Create Confident Kids Through Ownership
Ownership is living by the concept that you are responsible for your situation. This is applied in two ways to create confident kids.
First, parents need to take ownership for everything that is happening in their lives. House is dirty? It’s the parents fault. Kids are disrespectful? Parents fault. Kids are disobedient? Parents fault. This can be an overwhelming pill to swallow. It is, however, the fastest way to overcome obstacles in the home and out of it.
By taking ownership as an adult, it teaches children through modeling that no one else is responsible for creating or destroying their life. Phrases like “You made me mad!” are not acceptable for children or adults. Another example of modeling ownership would be to share with your children something that is bothering you, like being overwhelmed with the dishes. Then you tell them what you are going to do to change the situation. This could be setting up a better routine for yourself, setting boundaries around cleaning up the messes everyone makes in the kitchen, or cleaning out extra kitchen gadgets and supplies so there is less to clean up.
The second part is to expect children to take ownership of their lives. They made a mess? They need to clean it up before they do anything else. They are bored? They can ask for ideas on what they could do but ultimately they need to figure out what to do with their time. They fought with a sibling? They need to take the steps to resolve the conflict, understand they played a role in creating the conflict, and make retribution if needed.

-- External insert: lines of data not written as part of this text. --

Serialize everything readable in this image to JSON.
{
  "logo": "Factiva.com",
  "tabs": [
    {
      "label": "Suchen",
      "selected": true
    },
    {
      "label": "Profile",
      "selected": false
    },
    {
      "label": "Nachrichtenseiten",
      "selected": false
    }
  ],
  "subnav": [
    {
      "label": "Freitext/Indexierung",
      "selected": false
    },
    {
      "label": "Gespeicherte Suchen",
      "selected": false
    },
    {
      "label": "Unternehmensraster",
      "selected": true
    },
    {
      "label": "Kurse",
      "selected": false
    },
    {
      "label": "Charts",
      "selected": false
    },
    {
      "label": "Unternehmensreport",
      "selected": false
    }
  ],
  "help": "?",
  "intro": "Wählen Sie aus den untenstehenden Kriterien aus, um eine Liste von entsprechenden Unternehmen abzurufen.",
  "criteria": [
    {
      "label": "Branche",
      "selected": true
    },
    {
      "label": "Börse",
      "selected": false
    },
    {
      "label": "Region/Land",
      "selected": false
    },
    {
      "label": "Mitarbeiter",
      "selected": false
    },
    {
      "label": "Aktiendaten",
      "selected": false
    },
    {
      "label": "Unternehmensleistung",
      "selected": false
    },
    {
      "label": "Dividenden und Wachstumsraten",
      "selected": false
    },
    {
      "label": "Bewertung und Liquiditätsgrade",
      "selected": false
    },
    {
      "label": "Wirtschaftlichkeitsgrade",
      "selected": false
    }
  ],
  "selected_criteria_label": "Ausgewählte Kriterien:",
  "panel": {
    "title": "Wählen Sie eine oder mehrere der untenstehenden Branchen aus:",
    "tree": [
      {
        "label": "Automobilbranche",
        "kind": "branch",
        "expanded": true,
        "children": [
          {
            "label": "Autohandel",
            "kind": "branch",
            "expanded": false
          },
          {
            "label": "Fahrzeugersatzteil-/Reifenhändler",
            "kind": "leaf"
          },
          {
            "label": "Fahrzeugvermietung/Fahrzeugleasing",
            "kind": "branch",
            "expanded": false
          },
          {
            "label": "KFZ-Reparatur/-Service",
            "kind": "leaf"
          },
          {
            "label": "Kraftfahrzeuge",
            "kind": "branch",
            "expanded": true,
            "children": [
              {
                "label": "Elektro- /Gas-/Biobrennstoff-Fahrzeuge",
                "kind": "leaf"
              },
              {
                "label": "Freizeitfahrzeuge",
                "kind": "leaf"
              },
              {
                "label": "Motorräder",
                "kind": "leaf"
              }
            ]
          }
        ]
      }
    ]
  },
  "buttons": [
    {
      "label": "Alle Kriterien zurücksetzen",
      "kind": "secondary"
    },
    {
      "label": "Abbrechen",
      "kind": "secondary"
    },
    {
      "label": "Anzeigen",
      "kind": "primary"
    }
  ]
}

As they get older this means allowing them to fail in bigger ways. They neglected to study for a test? They fail. They didn’t set an alarm for school. They end up late. They didn’t check their work schedule to know when to show up for work? They get fired. Not constantly bailing them out helps them switch from relying on you to take ownership and responsibility to a position where they take ownership and responsibility and ultimately gain confidence in their own abilities to overcome, achieve, and control the outcomes in their lives. .